Mr McCartney: I appreciate that. Under Patten, people got a severance package and could not reapply for five years. No one seemed to challenge that as being inappropriate or illegal. I know of people who work for trade unions who take enhanced or early packages, and part of the provision is that they cannot apply for a job within that organisation for a specified period. The health service does that, and I am told that the BBC does it. If someone takes a package, they cannot apply for another job within the BBC for five years.
Mr Armour: I understand that Patten was done under specific legislation to allow the payments to be made. We were making our payments under the Northern Ireland Civil Service provision. The advice we got was that we should not proceed in that way because it would be indirect discrimination, we would be challenged, and the lawyer felt that we would lose that challenge. That is the reason we took the decision.
As I said to the Committee before, and I know it is not an answer to your question, out of the 544 who took the package, only one person reapplied to come back. So, in many ways, it has not been an issue in practical terms but I know that that does not answer your particular question.
Mr McCartney: I appreciate that, but I am talking about the wider circumstance of a public body giving people an enhanced package, and then they can reapply. I think there is an issue around that. People talk about those who retire from the education sector and then take work as substitute teachers. Whether that is good or bad practice is something we have to tease out. In this case, it is more because of the Protestant male issue.
Mr Armour: Yes.
Mr McCartney: If it had not been, the circumstances might have been different.
Mr Armour: I suspect, although I do not know, that that is probably correct.
Mr McCartney: Thank you.
The Chairperson: OK, members. Does anyone else have a question?
Mr Weir: We have not seen the legal advice, but it tends to be the nature of the thing that it points very heavily in one direction. Legal advice is very rarely so black and white that it is 100%, but I suspect the indications are that the Department was strongly advised that it would be very vulnerable, or words to that effect.

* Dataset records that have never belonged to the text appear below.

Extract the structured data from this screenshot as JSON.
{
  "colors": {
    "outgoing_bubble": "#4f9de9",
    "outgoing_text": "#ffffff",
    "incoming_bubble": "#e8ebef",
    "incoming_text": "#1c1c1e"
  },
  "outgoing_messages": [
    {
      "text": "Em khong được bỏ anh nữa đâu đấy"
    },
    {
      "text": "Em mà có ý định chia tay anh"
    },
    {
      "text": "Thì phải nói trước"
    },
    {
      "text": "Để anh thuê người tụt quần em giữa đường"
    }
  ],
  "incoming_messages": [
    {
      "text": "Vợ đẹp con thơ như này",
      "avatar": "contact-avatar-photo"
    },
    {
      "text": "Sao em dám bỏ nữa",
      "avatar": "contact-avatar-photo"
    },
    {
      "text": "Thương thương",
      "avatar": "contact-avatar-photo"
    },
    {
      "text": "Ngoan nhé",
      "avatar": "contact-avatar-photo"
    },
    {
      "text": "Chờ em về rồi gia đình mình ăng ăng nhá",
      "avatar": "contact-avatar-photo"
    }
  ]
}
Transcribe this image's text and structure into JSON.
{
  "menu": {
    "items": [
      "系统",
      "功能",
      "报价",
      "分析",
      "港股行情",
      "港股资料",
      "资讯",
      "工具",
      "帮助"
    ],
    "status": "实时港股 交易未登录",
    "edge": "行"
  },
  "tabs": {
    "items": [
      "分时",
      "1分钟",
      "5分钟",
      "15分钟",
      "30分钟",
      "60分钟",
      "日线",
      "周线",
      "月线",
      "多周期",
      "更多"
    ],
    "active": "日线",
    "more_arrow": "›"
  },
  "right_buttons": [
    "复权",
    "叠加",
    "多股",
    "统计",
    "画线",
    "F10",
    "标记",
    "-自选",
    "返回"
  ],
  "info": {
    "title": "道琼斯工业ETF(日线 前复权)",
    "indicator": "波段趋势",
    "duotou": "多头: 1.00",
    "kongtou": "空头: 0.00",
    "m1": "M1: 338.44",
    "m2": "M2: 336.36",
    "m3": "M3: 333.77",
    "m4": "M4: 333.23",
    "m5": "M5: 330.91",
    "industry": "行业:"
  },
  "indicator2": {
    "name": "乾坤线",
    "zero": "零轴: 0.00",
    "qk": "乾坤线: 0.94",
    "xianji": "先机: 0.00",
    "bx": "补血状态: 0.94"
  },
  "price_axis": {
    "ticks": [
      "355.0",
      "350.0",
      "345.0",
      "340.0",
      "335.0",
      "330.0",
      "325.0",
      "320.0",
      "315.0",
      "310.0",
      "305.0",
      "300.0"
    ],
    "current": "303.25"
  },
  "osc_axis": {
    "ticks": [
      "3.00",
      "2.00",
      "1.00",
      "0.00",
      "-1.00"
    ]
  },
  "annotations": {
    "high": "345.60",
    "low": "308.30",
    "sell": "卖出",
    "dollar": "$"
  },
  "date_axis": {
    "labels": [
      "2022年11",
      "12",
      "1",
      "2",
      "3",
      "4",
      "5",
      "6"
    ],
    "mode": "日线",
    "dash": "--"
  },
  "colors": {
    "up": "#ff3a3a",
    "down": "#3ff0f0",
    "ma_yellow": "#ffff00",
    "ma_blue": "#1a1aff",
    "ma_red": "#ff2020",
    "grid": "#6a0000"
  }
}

Mr Armour: Yes. The Prison Service was strongly advised that it should not do this. We consulted with the Department of Finance and Personnel on this as well; it was not that we did not consult more widely. However, that was the strong legal advice that we got, and we acted on it.
The Chairperson: OK. Thank you very much.